Copy every line of the data that includes the string "placeholder".

#### Given entries

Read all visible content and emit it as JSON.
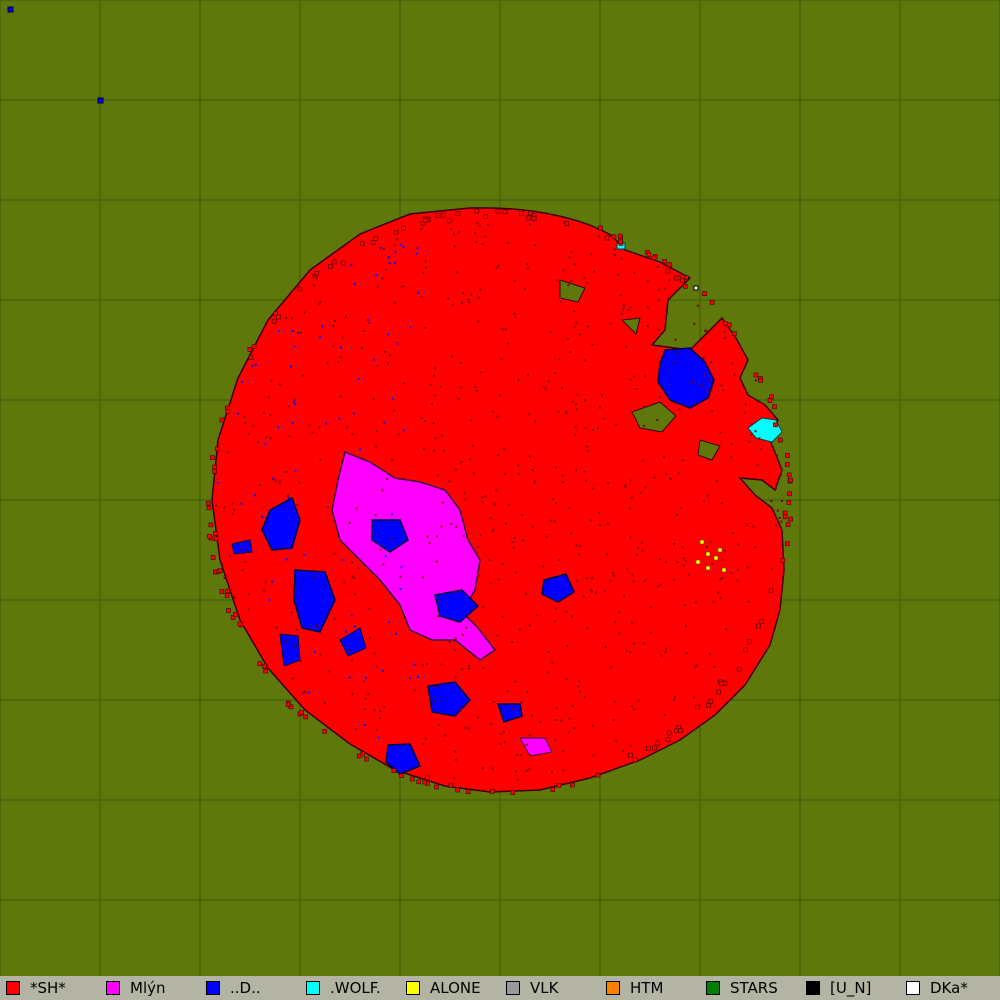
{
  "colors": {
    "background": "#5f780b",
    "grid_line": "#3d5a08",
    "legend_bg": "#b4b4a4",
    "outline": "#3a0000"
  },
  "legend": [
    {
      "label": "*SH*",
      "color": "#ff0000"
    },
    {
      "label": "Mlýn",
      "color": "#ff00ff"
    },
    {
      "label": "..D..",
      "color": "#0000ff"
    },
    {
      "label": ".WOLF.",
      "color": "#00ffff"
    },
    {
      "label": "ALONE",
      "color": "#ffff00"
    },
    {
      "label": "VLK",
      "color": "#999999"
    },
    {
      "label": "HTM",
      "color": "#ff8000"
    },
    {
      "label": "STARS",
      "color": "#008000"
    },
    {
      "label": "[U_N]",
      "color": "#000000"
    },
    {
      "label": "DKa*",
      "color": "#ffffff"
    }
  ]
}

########
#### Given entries

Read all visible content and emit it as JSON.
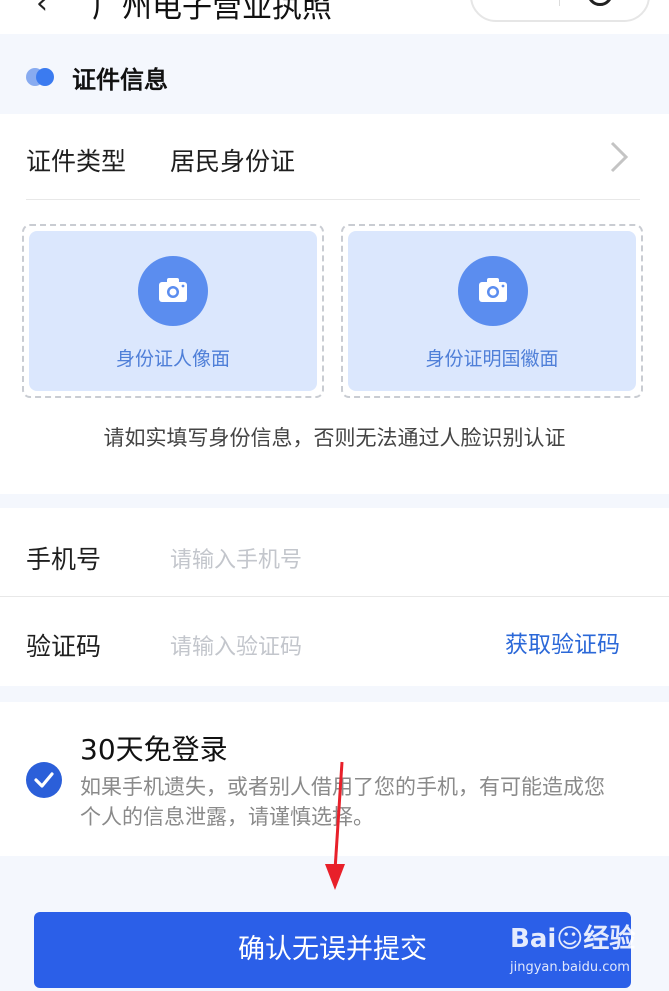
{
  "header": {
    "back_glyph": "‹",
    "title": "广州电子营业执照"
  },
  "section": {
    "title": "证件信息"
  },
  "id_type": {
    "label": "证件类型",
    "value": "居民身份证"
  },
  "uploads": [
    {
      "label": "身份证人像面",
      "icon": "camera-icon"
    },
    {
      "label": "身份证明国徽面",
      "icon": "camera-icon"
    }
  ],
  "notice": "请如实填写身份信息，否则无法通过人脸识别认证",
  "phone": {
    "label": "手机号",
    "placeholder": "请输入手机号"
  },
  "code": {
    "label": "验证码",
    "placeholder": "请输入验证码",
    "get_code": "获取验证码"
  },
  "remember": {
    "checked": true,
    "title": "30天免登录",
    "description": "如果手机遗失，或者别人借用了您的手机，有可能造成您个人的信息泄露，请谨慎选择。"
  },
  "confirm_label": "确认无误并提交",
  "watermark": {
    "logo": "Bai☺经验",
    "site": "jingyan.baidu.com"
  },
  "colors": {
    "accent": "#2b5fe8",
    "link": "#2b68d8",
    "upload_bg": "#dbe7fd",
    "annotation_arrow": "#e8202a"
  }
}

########

◆ Solution for this exercise:
    "placeholder": "请输入手机号"
    "placeholder": "请输入验证码",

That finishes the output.